Before making the radical switch to Ferrari, Sebastian Vettel contemplated simply quitting formula one.
That is the claim of Christian Horner, who as Red Bull team boss witnessed first-hand the German driver's slide from four consecutive world titles to the struggles of 2014.
Last year, Vettel notably struggled to adapt to the sport's new V6-powered format, and failed to stand even once at the top of the podium while teammate Daniel Ricciardo won three grands prix.
"You could tell he (Vettel) wasn't happy," Horner told reporters on Tuesday as he presented to the media Red Bull's new lineup of Ricciardo alongside Russian youngster Daniil Kvyat.
"There was that feeling 'am I (Vettel) enjoying this as much as I thought I was?'" Horner explained.
"It was like someone had taken his toy away. He went through a period of disillusionment about the direction formula one was going in.
"There was a stage last year when he thought about whether he wanted to stop or not, whether he was getting the same level of enjoyment or not and whether or not he wanted to continue," he added.
Horner said Vettel, 27, ultimately got to grips with the 'new' F1, but also true is that the German had been in the process of deciding to switch to Ferrari for 2015.

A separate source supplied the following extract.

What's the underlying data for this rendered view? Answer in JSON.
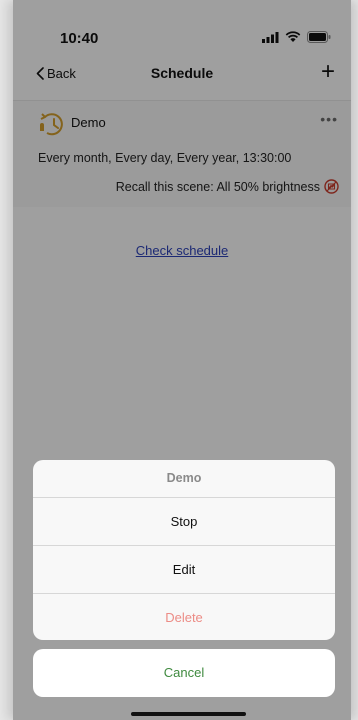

"I think Sebastian felt the timing was right in his career," he said. "He needed that stimulus of a new challenge."
However, not everyone in the paddock is convinced Ferrari is the forum for Vettel to rekindle his passion, especially given the turmoil that has taken place at Maranello in the past months.
Niki Lauda, the team chairman at Mercedes, said Mercedes' current dominance was not born overnight, and "even for Ferrari it will take four years".
And if there are signs that Ferrari's revival might even take longer, "then Sebastian will start to feel the pressure, the politics, the media, which at Ferrari is twice as bad as it is at Red Bull," the F1 legend told Auto Motor und Sport.